"Often we say, 'Well, I'm not very religious, but I'm a good person--and that is what is most important.' But is it? Imagine a woman--a poor widow--with an only son. she teaches him how she wants him to live--to always tell the truth, to work hard, and to help the poor. She makes very little money, but with her meager savings she is able to put him through college. Imagine that when he graduates, he hardly ever speaks to her again. He occasionally sends a Christmas card, but he doesn't visit her; he won't answer her phone calls or letters; he doesn't speak to her. But he lives just like she taught him--honestly, industriously, and charitably. Would we say this was acceptable?
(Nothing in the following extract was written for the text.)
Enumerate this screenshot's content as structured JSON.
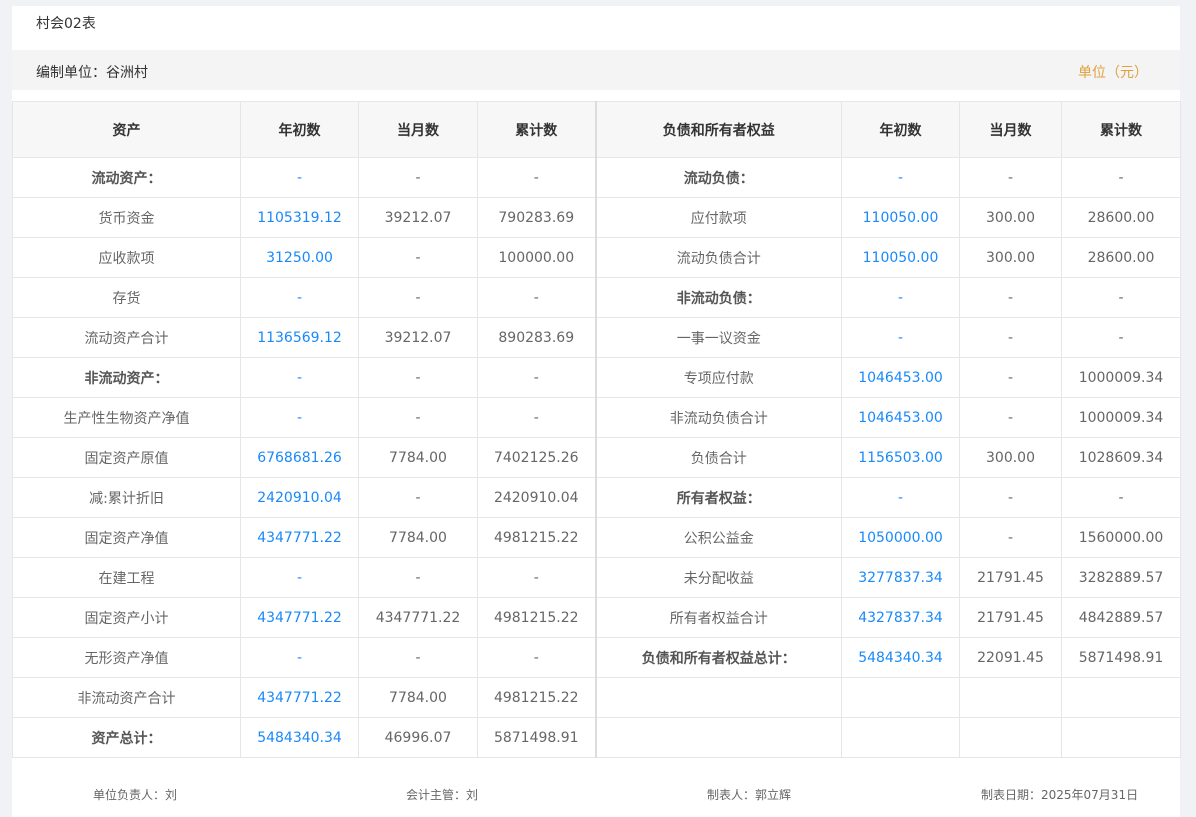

Of course not! Wouldn't we say that by living a 'good life' but neglecting a relationship with the one to whom he owed everything he was doing something condemnable?"
Tim Keller, Center Church. P. 34